AVAILABLE DATA START

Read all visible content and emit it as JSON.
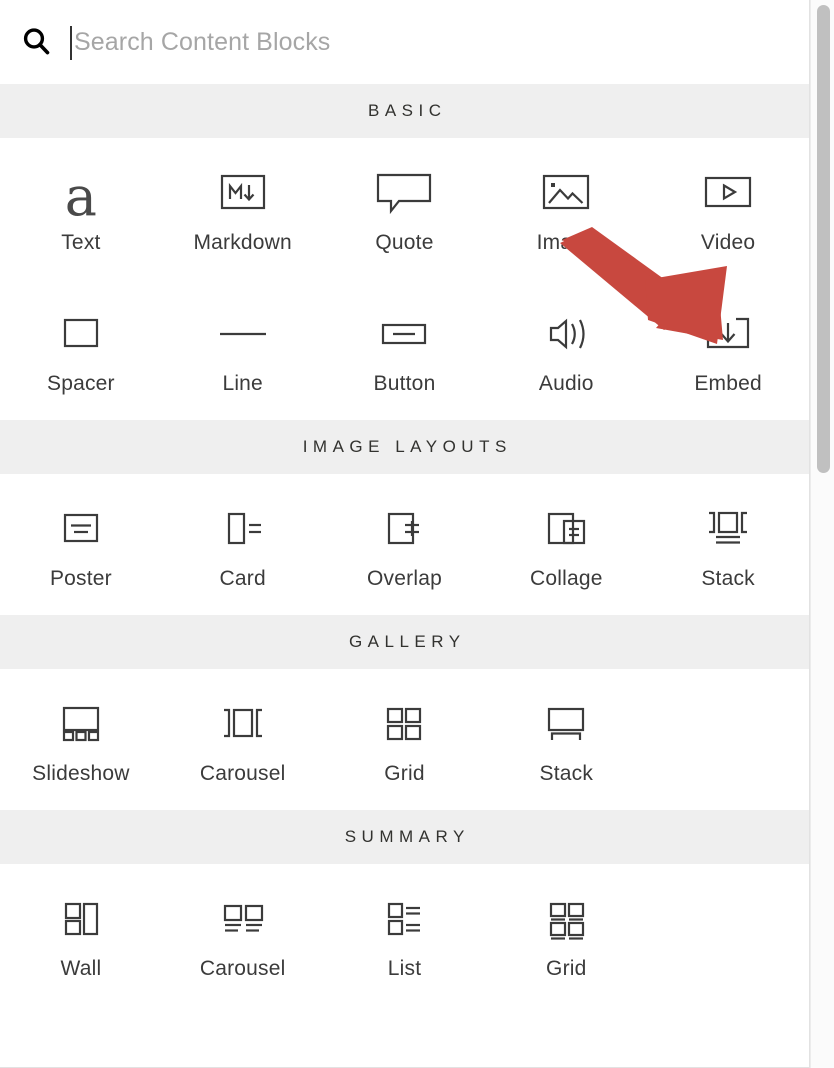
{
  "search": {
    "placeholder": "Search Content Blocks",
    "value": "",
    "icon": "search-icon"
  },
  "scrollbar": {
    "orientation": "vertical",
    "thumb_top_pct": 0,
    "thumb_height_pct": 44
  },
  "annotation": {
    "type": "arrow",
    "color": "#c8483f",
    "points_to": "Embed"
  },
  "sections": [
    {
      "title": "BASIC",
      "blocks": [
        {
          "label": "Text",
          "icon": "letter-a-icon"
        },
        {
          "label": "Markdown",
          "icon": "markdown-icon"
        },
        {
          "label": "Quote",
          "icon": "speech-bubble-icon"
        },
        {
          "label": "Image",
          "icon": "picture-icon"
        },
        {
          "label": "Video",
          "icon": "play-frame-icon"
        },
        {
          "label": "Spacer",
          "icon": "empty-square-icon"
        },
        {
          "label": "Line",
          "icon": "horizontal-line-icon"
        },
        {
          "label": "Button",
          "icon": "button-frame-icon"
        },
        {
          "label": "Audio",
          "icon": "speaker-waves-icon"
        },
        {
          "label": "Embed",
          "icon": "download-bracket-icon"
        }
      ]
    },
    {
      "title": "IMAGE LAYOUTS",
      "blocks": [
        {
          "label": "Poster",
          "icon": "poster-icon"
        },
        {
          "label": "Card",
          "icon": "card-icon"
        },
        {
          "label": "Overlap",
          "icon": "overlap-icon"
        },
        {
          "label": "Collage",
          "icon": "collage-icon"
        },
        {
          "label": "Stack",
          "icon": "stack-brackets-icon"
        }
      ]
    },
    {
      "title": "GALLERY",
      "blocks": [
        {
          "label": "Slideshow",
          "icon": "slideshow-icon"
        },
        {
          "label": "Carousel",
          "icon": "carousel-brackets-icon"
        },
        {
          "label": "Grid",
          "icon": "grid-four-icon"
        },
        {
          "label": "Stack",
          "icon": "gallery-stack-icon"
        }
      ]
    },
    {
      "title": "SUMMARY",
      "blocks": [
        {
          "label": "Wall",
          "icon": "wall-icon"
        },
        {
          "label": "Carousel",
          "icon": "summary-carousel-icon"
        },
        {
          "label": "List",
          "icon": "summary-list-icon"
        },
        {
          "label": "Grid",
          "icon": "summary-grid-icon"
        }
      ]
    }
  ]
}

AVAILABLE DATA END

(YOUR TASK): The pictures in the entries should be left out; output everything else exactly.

(SOLUTION FOR THIS PROBLEM):
Read all visible content and emit it as JSON.
{
  "search": {
    "placeholder": "Search Content Blocks",
    "value": "",
    "icon": "search-icon"
  },
  "scrollbar": {
    "orientation": "vertical",
    "thumb_top_pct": 0,
    "thumb_height_pct": 44
  },
  "annotation": {
    "type": "arrow",
    "color": "#c8483f",
    "points_to": "Embed"
  },
  "sections": [
    {
      "title": "BASIC",
      "blocks": [
        {
          "label": "Text",
          "icon": "letter-a-icon"
        },
        {
          "label": "Markdown",
          "icon": "markdown-icon"
        },
        {
          "label": "Quote",
          "icon": "speech-bubble-icon"
        },
        {
          "label": "Image",
          "icon": "picture-icon"
        },
        {
          "label": "Video",
          "icon": "play-frame-icon"
        },
        {
          "label": "Spacer",
          "icon": "empty-square-icon"
        },
        {
          "label": "Line",
          "icon": "horizontal-line-icon"
        },
        {
          "label": "Button",
          "icon": "button-frame-icon"
        },
        {
          "label": "Audio",
          "icon": "speaker-waves-icon"
        },
        {
          "label": "Embed",
          "icon": "download-bracket-icon"
        }
      ]
    },
    {
      "title": "IMAGE LAYOUTS",
      "blocks": [
        {
          "label": "Poster",
          "icon": "poster-icon"
        },
        {
          "label": "Card",
          "icon": "card-icon"
        },
        {
          "label": "Overlap",
          "icon": "overlap-icon"
        },
        {
          "label": "Collage",
          "icon": "collage-icon"
        },
        {
          "label": "Stack",
          "icon": "stack-brackets-icon"
        }
      ]
    },
    {
      "title": "GALLERY",
      "blocks": [
        {
          "label": "Slideshow",
          "icon": "slideshow-icon"
        },
        {
          "label": "Carousel",
          "icon": "carousel-brackets-icon"
        },
        {
          "label": "Grid",
          "icon": "grid-four-icon"
        },
        {
          "label": "Stack",
          "icon": "gallery-stack-icon"
        }
      ]
    },
    {
      "title": "SUMMARY",
      "blocks": [
        {
          "label": "Wall",
          "icon": "wall-icon"
        },
        {
          "label": "Carousel",
          "icon": "summary-carousel-icon"
        },
        {
          "label": "List",
          "icon": "summary-list-icon"
        },
        {
          "label": "Grid",
          "icon": "summary-grid-icon"
        }
      ]
    }
  ]
}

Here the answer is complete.